BEGIN

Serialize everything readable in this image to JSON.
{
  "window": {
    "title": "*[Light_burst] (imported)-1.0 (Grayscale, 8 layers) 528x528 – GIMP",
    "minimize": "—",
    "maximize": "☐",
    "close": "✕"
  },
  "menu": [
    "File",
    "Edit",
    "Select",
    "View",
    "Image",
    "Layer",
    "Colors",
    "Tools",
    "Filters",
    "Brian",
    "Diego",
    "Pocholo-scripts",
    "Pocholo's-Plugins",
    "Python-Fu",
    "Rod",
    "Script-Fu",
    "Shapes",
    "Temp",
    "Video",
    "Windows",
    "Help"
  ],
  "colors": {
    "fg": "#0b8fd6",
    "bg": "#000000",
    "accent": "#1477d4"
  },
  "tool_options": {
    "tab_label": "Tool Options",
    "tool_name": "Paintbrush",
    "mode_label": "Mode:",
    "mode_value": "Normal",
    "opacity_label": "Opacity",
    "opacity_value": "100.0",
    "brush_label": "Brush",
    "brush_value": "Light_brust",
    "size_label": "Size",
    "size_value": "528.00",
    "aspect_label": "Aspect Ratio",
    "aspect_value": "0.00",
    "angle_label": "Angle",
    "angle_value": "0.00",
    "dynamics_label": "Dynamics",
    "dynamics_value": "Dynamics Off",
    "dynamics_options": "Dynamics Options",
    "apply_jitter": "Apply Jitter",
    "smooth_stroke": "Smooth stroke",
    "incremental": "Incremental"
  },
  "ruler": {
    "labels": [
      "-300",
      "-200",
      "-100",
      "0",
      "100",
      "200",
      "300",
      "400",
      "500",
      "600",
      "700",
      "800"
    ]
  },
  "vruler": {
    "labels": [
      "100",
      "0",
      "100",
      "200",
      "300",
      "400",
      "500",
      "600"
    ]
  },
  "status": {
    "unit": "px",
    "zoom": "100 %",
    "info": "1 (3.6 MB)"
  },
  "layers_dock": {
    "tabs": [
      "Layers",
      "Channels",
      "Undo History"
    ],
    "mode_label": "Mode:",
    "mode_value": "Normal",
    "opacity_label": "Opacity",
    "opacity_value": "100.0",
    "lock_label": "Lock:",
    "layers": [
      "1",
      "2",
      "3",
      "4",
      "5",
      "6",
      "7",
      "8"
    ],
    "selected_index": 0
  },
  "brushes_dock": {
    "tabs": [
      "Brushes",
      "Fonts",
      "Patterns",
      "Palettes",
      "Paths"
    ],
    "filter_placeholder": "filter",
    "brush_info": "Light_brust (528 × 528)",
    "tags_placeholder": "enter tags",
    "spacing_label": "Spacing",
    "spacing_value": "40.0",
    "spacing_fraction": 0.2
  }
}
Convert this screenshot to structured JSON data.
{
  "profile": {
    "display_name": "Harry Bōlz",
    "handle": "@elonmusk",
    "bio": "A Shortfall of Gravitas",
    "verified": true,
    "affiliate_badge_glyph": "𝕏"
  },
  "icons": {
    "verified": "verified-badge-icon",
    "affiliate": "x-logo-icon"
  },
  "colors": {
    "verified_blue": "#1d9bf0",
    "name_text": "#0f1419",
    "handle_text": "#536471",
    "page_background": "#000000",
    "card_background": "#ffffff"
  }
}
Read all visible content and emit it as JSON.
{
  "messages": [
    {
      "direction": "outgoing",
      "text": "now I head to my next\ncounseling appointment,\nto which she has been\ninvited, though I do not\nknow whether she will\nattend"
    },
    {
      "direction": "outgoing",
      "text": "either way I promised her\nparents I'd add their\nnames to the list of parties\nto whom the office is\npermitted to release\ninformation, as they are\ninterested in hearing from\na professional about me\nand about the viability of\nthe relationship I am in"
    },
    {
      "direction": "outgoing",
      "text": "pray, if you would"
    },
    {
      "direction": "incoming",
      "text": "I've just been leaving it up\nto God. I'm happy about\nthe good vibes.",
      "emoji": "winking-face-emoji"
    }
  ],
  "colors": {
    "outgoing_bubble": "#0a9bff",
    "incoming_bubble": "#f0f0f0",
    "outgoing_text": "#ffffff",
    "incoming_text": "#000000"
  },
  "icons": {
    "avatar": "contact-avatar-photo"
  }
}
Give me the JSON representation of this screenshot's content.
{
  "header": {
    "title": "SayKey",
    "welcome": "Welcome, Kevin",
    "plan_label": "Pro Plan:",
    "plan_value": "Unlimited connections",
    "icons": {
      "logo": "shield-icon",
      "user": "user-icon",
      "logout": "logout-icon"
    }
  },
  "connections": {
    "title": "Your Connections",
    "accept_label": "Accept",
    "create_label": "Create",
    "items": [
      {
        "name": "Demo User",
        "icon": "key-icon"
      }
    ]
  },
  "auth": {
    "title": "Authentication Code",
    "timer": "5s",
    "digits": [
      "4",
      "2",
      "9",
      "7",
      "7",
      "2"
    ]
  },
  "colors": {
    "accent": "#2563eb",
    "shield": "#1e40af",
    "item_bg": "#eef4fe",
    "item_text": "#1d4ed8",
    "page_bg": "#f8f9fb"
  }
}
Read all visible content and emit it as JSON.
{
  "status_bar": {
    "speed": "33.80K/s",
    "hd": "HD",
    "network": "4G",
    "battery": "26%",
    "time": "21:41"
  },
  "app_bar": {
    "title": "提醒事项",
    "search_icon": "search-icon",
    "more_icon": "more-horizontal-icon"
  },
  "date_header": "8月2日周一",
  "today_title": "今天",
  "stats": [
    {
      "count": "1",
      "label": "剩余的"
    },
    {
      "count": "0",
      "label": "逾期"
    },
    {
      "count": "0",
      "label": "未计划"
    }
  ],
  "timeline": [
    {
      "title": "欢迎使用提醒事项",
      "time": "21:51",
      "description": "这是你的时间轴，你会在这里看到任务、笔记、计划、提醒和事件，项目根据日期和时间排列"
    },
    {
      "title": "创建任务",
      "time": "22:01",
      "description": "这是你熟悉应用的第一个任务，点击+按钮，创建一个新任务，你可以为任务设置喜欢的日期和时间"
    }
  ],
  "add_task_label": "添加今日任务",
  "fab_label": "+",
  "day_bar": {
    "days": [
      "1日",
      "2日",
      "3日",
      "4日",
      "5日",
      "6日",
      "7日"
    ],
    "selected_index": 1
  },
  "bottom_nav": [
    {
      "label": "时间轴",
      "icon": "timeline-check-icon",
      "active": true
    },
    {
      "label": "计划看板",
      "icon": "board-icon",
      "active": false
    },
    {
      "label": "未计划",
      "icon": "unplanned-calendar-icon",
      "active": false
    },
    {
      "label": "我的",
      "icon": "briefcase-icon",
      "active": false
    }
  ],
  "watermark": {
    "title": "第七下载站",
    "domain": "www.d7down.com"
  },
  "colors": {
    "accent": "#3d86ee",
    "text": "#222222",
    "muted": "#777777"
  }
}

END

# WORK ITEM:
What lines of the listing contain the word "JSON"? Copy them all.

# RESULT FOR THIS TASK:
Serialize everything readable in this image to JSON.
Convert this screenshot to structured JSON data.
Read all visible content and emit it as JSON.
Give me the JSON representation of this screenshot's content.
Read all visible content and emit it as JSON.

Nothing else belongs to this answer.